After that experience, I began working alongside Coodie and Chike. They’re film directors, cinematographers, screenwriters and producers. They both guided me through the process of cultivating my voice in storytelling and content curation. Soon after, I began working at ESPN where I had the opportunity to perfect my documentary and film making skills. The best part about working at ESPN was working on 30-For-30 and brining in black talent.
I’ve also had the opportunity to work at VICE for a total of four years, and I’m working now for Wav App. I’ve had a beautiful career journey and I’ve worked hard.
YJ: What are key components you look for when deciding to work on project (or not)?
JS: That no one got hurt and/or died in the making! Other than that, I would say trusting “your gut feeling” is a key component in deciding to work on a project. And during said project, there’s (hopefully) a moment for every filmmaker when you’re in the field and you can say, “I got it” and, “I got more than I need.”
YJ: What do you think is different about your creative process?
JS: It’s a few things:
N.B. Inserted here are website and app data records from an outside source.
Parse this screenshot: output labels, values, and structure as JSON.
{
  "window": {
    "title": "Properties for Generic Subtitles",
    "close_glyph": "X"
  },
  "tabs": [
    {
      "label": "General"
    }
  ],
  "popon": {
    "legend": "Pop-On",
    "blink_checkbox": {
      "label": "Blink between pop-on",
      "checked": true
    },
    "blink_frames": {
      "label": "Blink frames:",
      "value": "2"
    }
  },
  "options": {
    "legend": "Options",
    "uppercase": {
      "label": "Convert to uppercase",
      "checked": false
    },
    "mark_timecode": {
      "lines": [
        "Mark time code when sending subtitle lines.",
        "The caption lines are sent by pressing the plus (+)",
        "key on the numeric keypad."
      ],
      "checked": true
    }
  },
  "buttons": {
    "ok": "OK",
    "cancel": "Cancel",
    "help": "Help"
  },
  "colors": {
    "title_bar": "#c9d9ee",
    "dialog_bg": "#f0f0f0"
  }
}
I’m visually driven, so I think about “How has this been shot before? How is this typical? How can I do it differently?“ I move with emotion. I don’t just work on documentaries; my ideas are humanizing. Humanization of any and all characters is essential. And when working on a documentary, it’s not my job to show a bias…it’s my job to show truth. It’s very easy to manipulate the audience and the edit. I treat those things delicately.
A lot of times when interviewing people, I’m expected to ask typical questions. Instead I’ll ask, “What’s the last failure you experienced and how has that shaped your career?” For instance, when I interviewed A$AP Ferg about his father dying—the room went silent and you could instantly feel heaviness in the room. That’s my job: to create those moments! It’s also my job to exude trust. I move very much in that space. I’m not there to incriminate anyone, I’m there to get to know them.
I think that’s my strongest attribute. I’m a people person, and I think it’s because I’m a woman!
YJ: What was the last failure you experienced and how has that shaped your career?
JS: Two things:
I’ve experience a lot of failures. One of them was when I started my own production company. For example, I underestimated how hard it was (is) to manage finances for others within the company (taxes, invoices, etc.). I thought, “I’ll do this and do what I want.” It was the opposite, being business minded is essential—a production company is a BUSINESS not just a creative agency.
I tended to invest very heavily in other people’s projects or dreams. And my investments were all relationship based. I say this as a woman: our maternal instincts are very strong. If you’re in my personal space—in matters of the heart—I’m the first in line say, “I can help you do this.” Because of that, I automatically started to amplify someone else’s dream instead of my own. And I’ve fallen victim to that twice. After awhile, I had to realize that I should take that energy and focus it inward. Ultimately, don’t feed someone else’s dream and let yours starve. Our maternal instincts are VERY REAL THINGS. That experience wasn't a 100% failure, but that learning period was essential! Don’t forget to stand up for yourself and say, “I built those decks.” “I did that with you!”
YJ: If you could tell your younger self one thing about life, what would it be?
JS: I would say, stop being so scared. And I repeatedly tell myself that everyday. I’d also tell myself “you’re far more talented than you think.” And I would just tell myself to write. As an avid reader, I read people’s writing and I think, “this is genius.” I love brilliant writers. I’ve failed, fu*ked up, and missed opportunities, and I should have been putting more art into the world when I was younger.
Basically — Just fu*king do it!